Segment Open

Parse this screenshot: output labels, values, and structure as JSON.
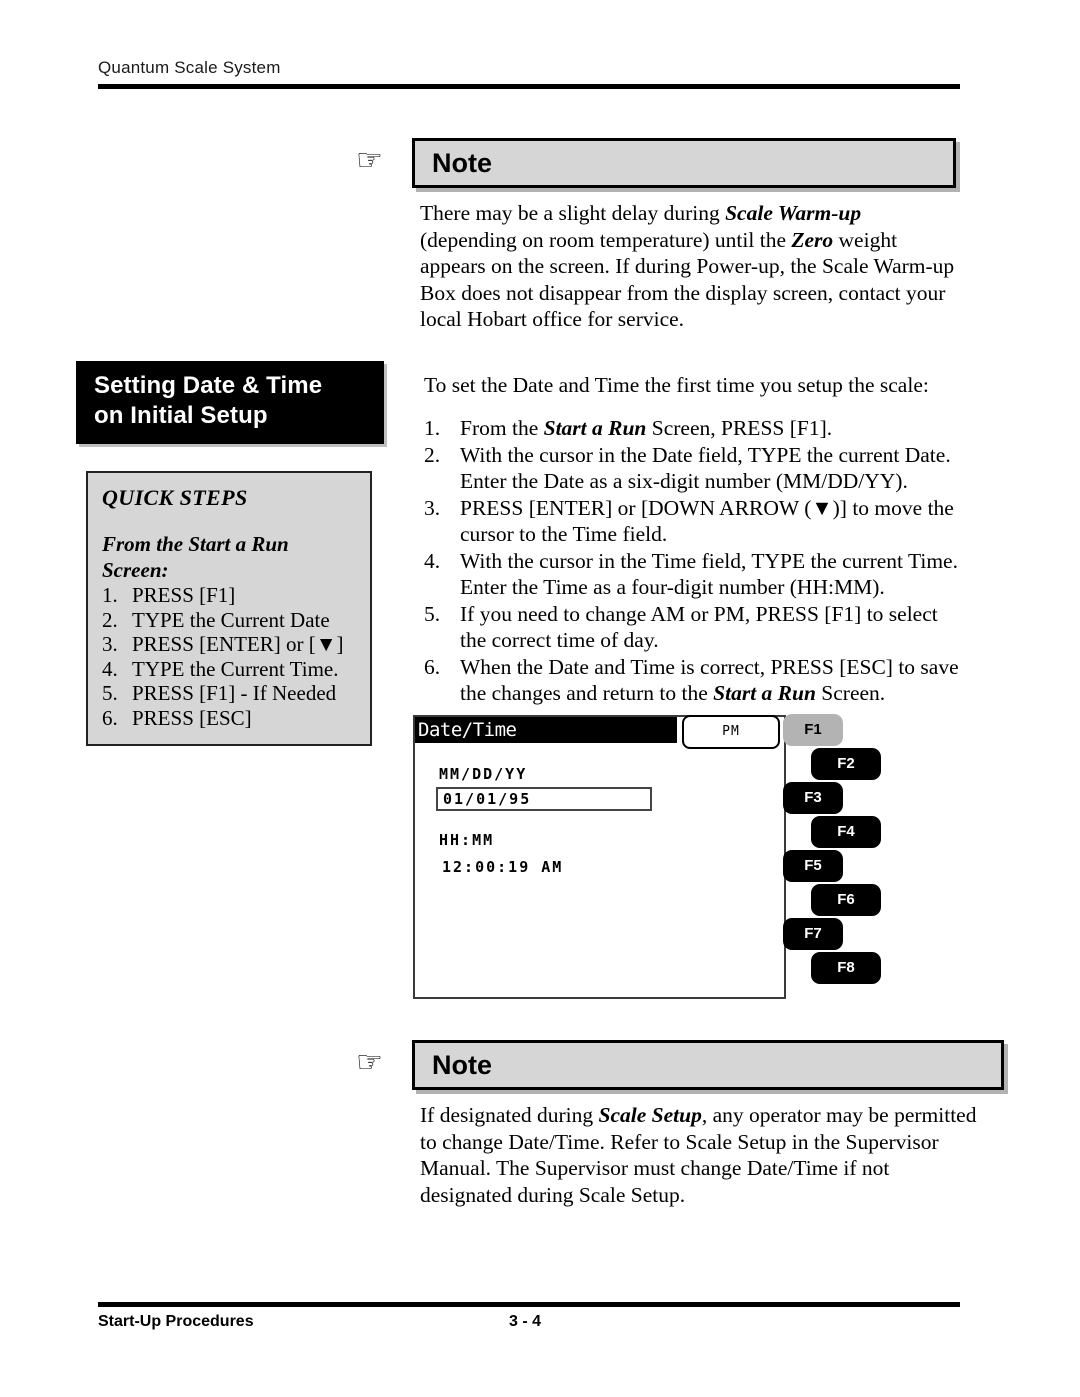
{
  "header": {
    "title": "Quantum Scale System"
  },
  "note_top": {
    "icon": "pointing-hand-icon",
    "title": "Note",
    "paragraph_parts": [
      {
        "text": "There may be a slight delay during ",
        "style": "normal"
      },
      {
        "text": "Scale Warm-up",
        "style": "bold-italic"
      },
      {
        "text": " (depending on room temperature) until the ",
        "style": "normal"
      },
      {
        "text": "Zero",
        "style": "bold-italic"
      },
      {
        "text": " weight appears on the screen.  If during Power-up, the Scale Warm-up Box does not disappear from the display screen, contact your local Hobart office for service.",
        "style": "normal"
      }
    ]
  },
  "section": {
    "heading_line1": "Setting Date & Time",
    "heading_line2": "on Initial Setup"
  },
  "quick_steps": {
    "title": "QUICK STEPS",
    "subtitle": "From the Start a Run Screen:",
    "items": [
      {
        "num": "1.",
        "text": "PRESS [F1]"
      },
      {
        "num": "2.",
        "text": "TYPE the Current Date"
      },
      {
        "num": "3.",
        "text": "PRESS [ENTER] or [▼]"
      },
      {
        "num": "4.",
        "text": "TYPE the Current Time."
      },
      {
        "num": "5.",
        "text": "PRESS [F1] - If Needed"
      },
      {
        "num": "6.",
        "text": "PRESS [ESC]"
      }
    ]
  },
  "procedure": {
    "lead": "To set the Date and Time the first time you setup the scale:",
    "steps": [
      {
        "num": "1.",
        "parts": [
          {
            "text": "From the ",
            "style": "normal"
          },
          {
            "text": "Start a Run",
            "style": "bold-italic"
          },
          {
            "text": " Screen, PRESS [F1].",
            "style": "normal"
          }
        ]
      },
      {
        "num": "2.",
        "parts": [
          {
            "text": "With the cursor in the Date field, TYPE the current Date. Enter the Date as a six-digit number  (MM/DD/YY).",
            "style": "normal"
          }
        ]
      },
      {
        "num": "3.",
        "parts": [
          {
            "text": "PRESS [ENTER] or [DOWN ARROW (▼)] to move the cursor to the Time field.",
            "style": "normal"
          }
        ]
      },
      {
        "num": "4.",
        "parts": [
          {
            "text": "With the cursor in the Time field, TYPE the current Time.  Enter the Time as a four-digit number  (HH:MM).",
            "style": "normal"
          }
        ]
      },
      {
        "num": "5.",
        "parts": [
          {
            "text": "If you need to change AM or PM, PRESS [F1] to select the correct time of day.",
            "style": "normal"
          }
        ]
      },
      {
        "num": "6.",
        "parts": [
          {
            "text": "When the Date and Time is correct, PRESS [ESC] to save the changes and return to the ",
            "style": "normal"
          },
          {
            "text": "Start a Run",
            "style": "bold-italic"
          },
          {
            "text": " Screen.",
            "style": "normal"
          }
        ]
      }
    ]
  },
  "scale_screen": {
    "title": "Date/Time",
    "date_label": "MM/DD/YY",
    "date_value": "01/01/95",
    "time_label": "HH:MM",
    "time_value": "12:00:19  AM",
    "softkey_label": "PM",
    "fkeys": [
      {
        "label": "F1",
        "selected": true
      },
      {
        "label": "F2",
        "selected": false
      },
      {
        "label": "F3",
        "selected": false
      },
      {
        "label": "F4",
        "selected": false
      },
      {
        "label": "F5",
        "selected": false
      },
      {
        "label": "F6",
        "selected": false
      },
      {
        "label": "F7",
        "selected": false
      },
      {
        "label": "F8",
        "selected": false
      }
    ]
  },
  "note_bottom": {
    "icon": "pointing-hand-icon",
    "title": "Note",
    "paragraph_parts": [
      {
        "text": "If designated during ",
        "style": "normal"
      },
      {
        "text": "Scale Setup",
        "style": "bold-italic"
      },
      {
        "text": ", any operator may be permitted to change Date/Time.  Refer to Scale Setup in the Supervisor Manual.  The Supervisor must change Date/Time if not designated during Scale Setup.",
        "style": "normal"
      }
    ]
  },
  "footer": {
    "left": "Start-Up Procedures",
    "page": "3 - 4"
  }
}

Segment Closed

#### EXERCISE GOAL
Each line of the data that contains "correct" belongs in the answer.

#### ANSWER SECTION
            "text": "If you need to change AM or PM, PRESS [F1] to select the correct time of day.",
            "text": "When the Date and Time is correct, PRESS [ESC] to save the changes and return to the ",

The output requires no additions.